### [PROBLEM DESCRIPTION]
Could you work out the number of lines in the listing that include the word "time" and reply with that figure alone?

### [LISTED ENTRIES]
====================
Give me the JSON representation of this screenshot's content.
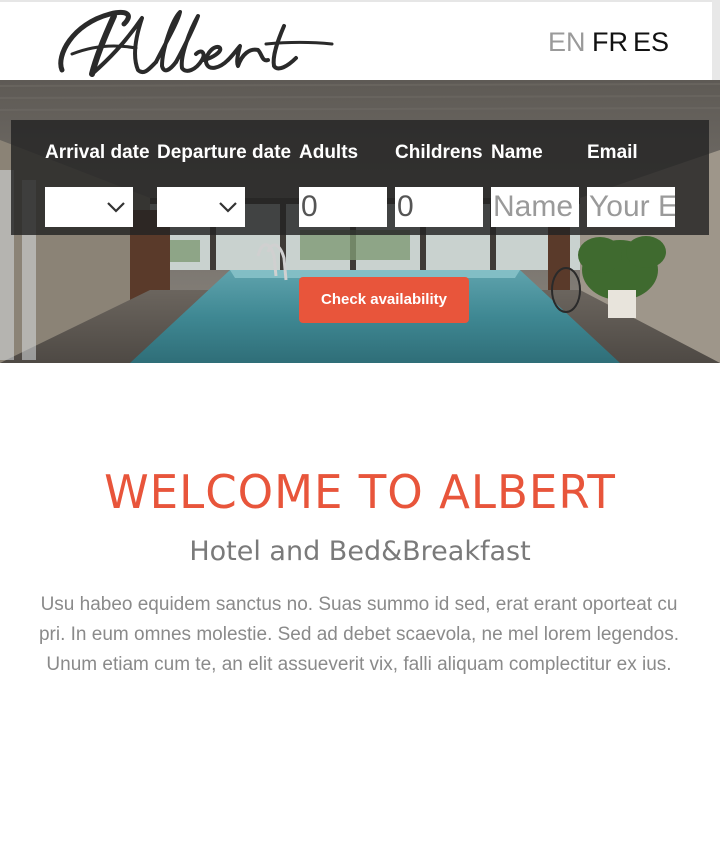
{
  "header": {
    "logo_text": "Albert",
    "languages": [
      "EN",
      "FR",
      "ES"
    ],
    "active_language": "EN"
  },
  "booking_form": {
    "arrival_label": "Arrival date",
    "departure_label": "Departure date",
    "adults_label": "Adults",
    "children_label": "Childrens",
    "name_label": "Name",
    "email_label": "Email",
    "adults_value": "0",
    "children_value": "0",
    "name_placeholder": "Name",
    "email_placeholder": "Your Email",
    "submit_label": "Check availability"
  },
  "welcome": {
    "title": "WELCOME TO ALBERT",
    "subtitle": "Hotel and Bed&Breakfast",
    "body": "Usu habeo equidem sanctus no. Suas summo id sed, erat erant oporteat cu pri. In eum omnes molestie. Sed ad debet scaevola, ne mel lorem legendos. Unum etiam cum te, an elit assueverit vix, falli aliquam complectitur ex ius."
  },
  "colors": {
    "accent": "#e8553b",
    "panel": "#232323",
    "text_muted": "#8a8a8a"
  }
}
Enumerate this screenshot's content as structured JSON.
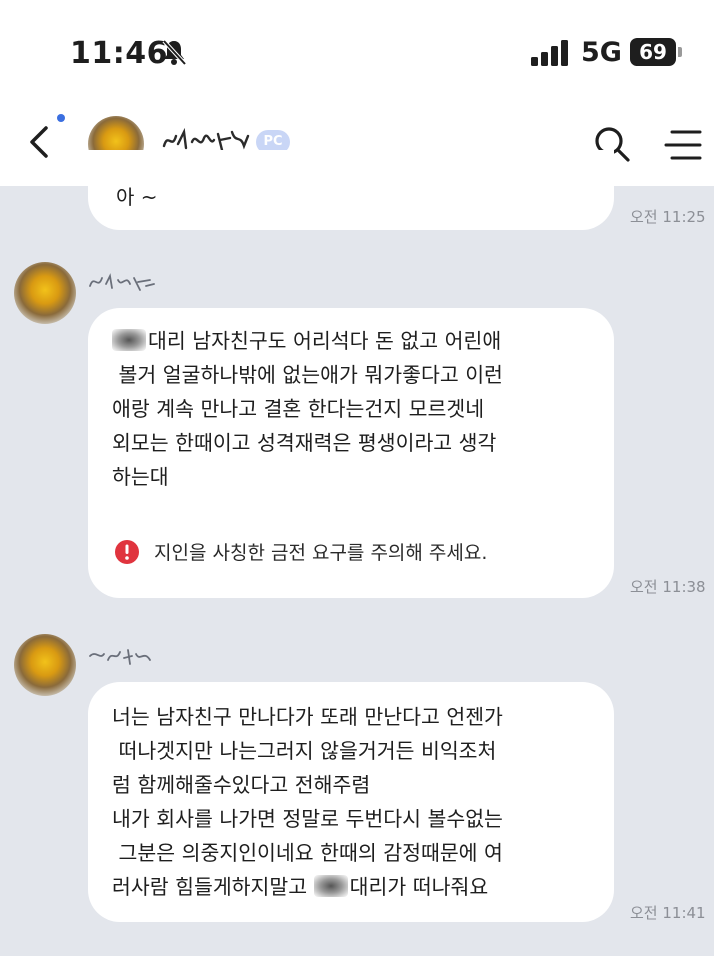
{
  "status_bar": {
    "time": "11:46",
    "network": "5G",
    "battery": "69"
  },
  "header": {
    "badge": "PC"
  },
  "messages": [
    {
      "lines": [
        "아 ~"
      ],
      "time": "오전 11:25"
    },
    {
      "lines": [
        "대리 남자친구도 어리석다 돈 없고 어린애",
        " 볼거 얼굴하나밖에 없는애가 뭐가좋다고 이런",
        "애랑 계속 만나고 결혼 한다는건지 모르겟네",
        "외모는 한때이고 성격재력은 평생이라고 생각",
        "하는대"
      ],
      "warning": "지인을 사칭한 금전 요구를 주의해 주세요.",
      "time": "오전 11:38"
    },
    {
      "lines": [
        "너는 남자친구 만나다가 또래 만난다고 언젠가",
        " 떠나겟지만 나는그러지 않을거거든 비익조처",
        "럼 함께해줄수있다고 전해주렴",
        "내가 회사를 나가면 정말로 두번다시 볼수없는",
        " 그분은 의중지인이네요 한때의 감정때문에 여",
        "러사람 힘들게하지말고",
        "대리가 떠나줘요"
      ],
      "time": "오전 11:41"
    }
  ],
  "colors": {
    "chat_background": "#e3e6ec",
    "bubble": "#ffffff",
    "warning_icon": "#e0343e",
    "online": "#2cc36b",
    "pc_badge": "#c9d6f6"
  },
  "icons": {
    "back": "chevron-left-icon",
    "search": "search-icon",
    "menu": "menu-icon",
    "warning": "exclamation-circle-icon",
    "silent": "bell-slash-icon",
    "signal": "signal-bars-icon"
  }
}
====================
### [RESPONSE TO THIS EXERCISE]
4